is (10 > -10)? True AND is (10 > 0)? True…so, True and True evaluates to True, and `num3` is returned, so, 10.

Try passing through a bunch of different numbers to see how the logic works.

To understand more on Boolean logic, maybe google it to read up of George Boole too:
https://computer.howstuffworks.com/boolean.htm](https://computer.howstuffworks.com/boolean.htm)
and here:
https://www.computercuriousity.com/2021/04/how-do-computers-understand-binary-logic.html

And, tbh, there are people on this forum that know way more than I do about how computers operate. 3 Likes

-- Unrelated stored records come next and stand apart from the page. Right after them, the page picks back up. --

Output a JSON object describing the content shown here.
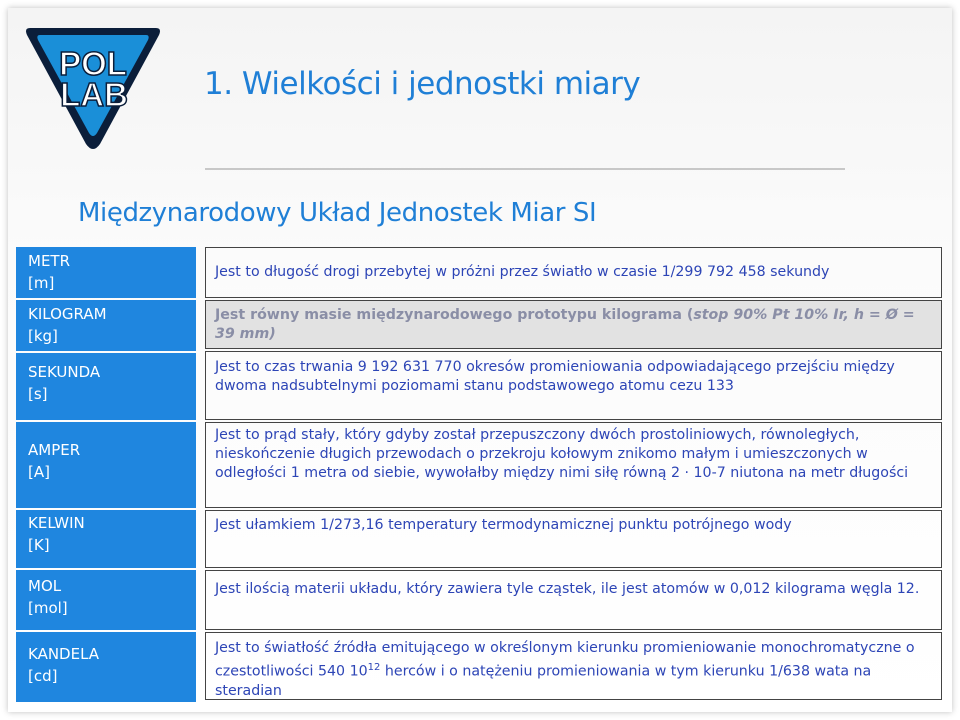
{
  "logo": {
    "line1": "POL",
    "line2": "LAB"
  },
  "title": "1. Wielkości i jednostki miary",
  "subtitle": "Międzynarodowy Układ Jednostek Miar SI",
  "units": [
    {
      "name": "METR",
      "symbol": "[m]"
    },
    {
      "name": "KILOGRAM",
      "symbol": "[kg]"
    },
    {
      "name": "SEKUNDA",
      "symbol": "[s]"
    },
    {
      "name": "AMPER",
      "symbol": "[A]"
    },
    {
      "name": "KELWIN",
      "symbol": "[K]"
    },
    {
      "name": "MOL",
      "symbol": "[mol]"
    },
    {
      "name": "KANDELA",
      "symbol": "[cd]"
    }
  ],
  "descriptions": {
    "metr": "Jest to długość drogi przebytej w próżni przez światło w czasie 1/299 792 458 sekundy",
    "kilogram_main": "Jest równy masie międzynarodowego prototypu kilograma (",
    "kilogram_tail": "stop 90% Pt 10% Ir, h = Ø = 39 mm)",
    "sekunda": "Jest to czas trwania 9 192 631 770 okresów promieniowania odpowiadającego przejściu między dwoma nadsubtelnymi poziomami stanu podstawowego atomu cezu 133",
    "amper": "Jest to prąd stały, który gdyby został przepuszczony dwóch prostoliniowych, równoległych, nieskończenie długich przewodach o przekroju kołowym znikomo małym i umieszczonych w odległości 1 metra od siebie, wywołałby między nimi siłę równą 2 · 10-7 niutona na metr długości",
    "kelwin": "Jest ułamkiem 1/273,16 temperatury termodynamicznej punktu potrójnego wody",
    "mol": "Jest ilością materii układu, który zawiera tyle cząstek, ile jest atomów w 0,012 kilograma węgla 12.",
    "kandela_a": "Jest to światłość źródła emitującego w określonym kierunku promieniowanie monochromatyczne o czestotliwości 540 10",
    "kandela_exp": "12",
    "kandela_b": " herców i o natężeniu promieniowania w tym kierunku 1/638 wata na steradian"
  },
  "colors": {
    "accent": "#1f7fd6",
    "unit_fill": "#1f86df",
    "desc_text": "#2d45b6",
    "highlight_fill": "#e2e2e2",
    "logo_blue": "#1a8fd8",
    "logo_dark": "#0b1e3a"
  },
  "icons": {
    "logo": "pollab-triangle-logo"
  }
}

thank you very much this helps me a lot! I didnt understand that the code continues that way. My head was stuck at the first lines, lol!

2 Likes